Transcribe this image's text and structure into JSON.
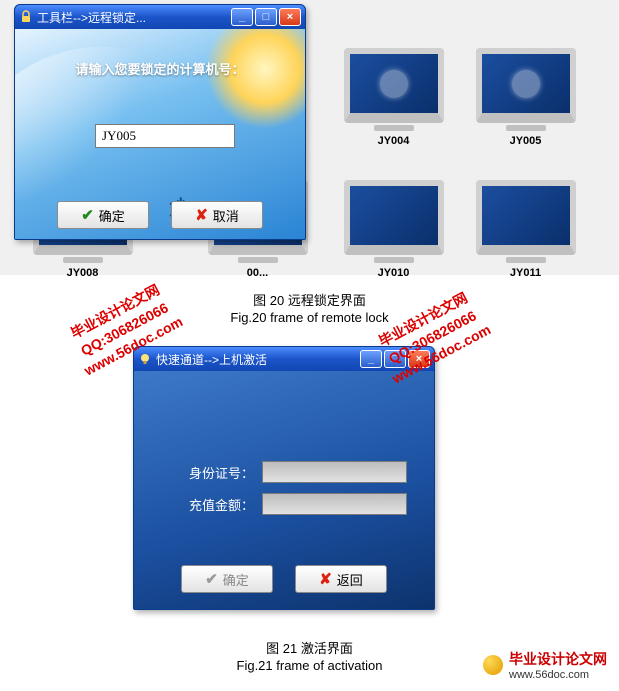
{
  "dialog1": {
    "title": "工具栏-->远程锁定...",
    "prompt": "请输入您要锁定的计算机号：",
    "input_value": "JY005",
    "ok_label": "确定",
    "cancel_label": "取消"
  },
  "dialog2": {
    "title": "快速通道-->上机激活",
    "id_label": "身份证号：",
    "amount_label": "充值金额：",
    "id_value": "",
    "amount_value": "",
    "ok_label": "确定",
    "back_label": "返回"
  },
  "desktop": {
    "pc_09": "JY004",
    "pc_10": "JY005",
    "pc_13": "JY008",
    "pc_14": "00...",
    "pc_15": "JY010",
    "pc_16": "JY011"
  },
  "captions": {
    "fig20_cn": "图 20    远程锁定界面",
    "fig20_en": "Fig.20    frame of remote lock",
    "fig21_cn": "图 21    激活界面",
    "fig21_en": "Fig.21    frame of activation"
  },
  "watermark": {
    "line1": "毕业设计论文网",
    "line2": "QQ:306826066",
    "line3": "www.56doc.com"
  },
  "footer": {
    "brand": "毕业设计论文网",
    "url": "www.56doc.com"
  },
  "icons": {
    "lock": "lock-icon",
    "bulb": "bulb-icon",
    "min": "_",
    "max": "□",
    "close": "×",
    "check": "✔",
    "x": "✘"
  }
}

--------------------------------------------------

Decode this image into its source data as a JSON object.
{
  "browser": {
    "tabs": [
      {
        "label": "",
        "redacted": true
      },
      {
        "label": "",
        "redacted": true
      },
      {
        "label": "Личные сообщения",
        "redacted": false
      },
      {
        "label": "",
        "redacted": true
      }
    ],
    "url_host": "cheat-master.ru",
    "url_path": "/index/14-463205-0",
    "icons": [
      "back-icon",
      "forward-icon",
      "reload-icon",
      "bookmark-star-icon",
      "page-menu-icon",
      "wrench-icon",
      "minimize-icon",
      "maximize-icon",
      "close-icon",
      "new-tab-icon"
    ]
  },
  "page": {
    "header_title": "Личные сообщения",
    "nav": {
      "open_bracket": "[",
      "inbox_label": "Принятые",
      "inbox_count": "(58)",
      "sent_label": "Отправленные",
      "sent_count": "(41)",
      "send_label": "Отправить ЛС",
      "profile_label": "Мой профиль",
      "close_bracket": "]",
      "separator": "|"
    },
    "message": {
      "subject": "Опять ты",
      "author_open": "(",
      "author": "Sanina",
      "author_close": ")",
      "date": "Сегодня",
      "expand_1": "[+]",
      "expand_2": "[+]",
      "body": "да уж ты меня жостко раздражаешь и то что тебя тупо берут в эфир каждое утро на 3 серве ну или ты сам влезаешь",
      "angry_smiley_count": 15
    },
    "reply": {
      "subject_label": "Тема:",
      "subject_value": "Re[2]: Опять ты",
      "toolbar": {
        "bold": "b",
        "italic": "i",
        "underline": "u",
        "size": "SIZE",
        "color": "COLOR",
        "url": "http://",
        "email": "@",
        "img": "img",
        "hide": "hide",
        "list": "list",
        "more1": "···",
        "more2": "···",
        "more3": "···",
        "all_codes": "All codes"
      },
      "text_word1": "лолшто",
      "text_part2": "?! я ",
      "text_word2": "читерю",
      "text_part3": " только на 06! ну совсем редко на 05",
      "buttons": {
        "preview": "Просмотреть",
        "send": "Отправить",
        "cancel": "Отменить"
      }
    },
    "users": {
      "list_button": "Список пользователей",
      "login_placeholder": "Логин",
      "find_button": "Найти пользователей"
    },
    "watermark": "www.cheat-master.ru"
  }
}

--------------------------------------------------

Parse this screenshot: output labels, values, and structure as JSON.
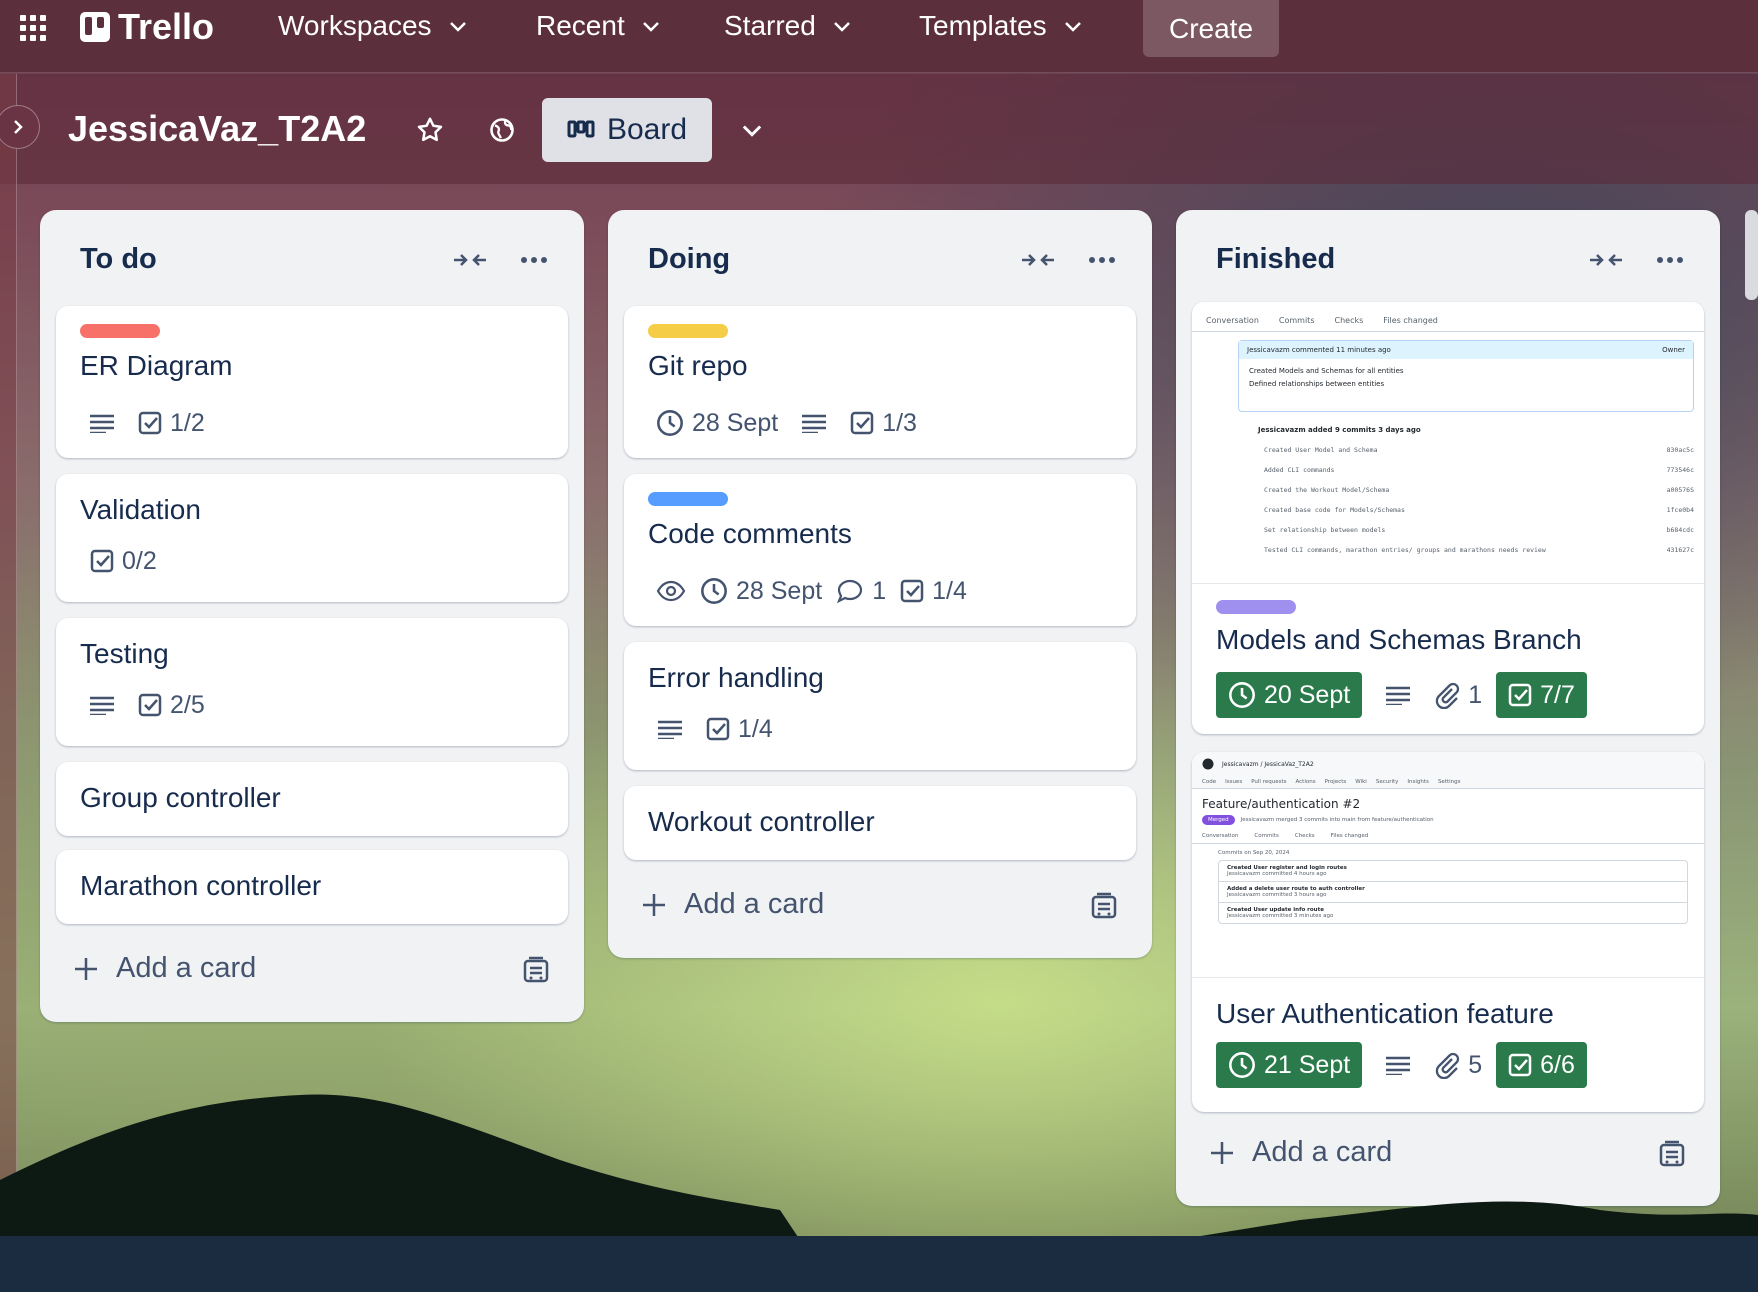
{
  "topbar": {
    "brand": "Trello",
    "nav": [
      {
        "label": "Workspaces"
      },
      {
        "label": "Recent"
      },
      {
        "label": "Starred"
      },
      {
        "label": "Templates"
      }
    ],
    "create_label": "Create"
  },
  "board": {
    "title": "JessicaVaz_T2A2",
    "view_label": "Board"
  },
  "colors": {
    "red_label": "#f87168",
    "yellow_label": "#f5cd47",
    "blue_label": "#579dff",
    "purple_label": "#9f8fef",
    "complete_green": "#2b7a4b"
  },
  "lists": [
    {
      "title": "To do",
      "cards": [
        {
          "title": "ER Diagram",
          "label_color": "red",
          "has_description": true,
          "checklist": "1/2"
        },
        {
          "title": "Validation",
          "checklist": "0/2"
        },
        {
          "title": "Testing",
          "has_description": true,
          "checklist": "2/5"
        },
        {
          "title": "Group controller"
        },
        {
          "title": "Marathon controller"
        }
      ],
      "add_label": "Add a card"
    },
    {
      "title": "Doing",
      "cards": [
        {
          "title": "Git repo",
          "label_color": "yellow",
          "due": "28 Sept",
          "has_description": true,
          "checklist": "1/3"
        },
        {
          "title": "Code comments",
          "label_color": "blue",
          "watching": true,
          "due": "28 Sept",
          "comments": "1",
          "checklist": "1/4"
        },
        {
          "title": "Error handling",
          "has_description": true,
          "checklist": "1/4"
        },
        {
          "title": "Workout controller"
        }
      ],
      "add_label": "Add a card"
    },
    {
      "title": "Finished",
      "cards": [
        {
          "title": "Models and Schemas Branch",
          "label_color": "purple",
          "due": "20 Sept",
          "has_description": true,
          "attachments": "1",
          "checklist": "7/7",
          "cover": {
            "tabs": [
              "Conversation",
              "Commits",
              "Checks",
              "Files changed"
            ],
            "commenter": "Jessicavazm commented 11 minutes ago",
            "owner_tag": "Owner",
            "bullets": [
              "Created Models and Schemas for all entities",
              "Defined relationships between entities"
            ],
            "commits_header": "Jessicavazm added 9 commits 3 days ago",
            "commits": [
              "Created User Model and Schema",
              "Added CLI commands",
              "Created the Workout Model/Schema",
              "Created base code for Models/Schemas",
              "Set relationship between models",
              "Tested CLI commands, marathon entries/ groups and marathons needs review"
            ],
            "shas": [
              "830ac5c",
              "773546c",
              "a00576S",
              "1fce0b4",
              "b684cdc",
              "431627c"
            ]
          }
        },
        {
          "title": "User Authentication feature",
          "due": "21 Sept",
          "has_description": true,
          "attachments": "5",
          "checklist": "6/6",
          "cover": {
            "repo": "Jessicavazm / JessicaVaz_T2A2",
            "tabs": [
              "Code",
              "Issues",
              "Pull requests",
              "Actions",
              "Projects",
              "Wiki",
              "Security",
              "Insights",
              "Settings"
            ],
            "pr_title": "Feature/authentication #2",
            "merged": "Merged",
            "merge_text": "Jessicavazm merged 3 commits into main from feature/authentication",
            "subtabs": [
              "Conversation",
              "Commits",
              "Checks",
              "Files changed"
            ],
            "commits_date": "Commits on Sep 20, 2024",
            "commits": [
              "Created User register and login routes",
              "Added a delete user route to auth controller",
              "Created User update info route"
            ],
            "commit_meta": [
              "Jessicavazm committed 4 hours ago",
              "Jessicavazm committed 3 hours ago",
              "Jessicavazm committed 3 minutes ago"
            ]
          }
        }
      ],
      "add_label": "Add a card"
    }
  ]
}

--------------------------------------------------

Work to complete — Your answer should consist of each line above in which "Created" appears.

Answer section —
              "Created Models and Schemas for all entities",
              "Created User Model and Schema",
              "Created the Workout Model/Schema",
              "Created base code for Models/Schemas",
              "Created User register and login routes",
              "Created User update info route"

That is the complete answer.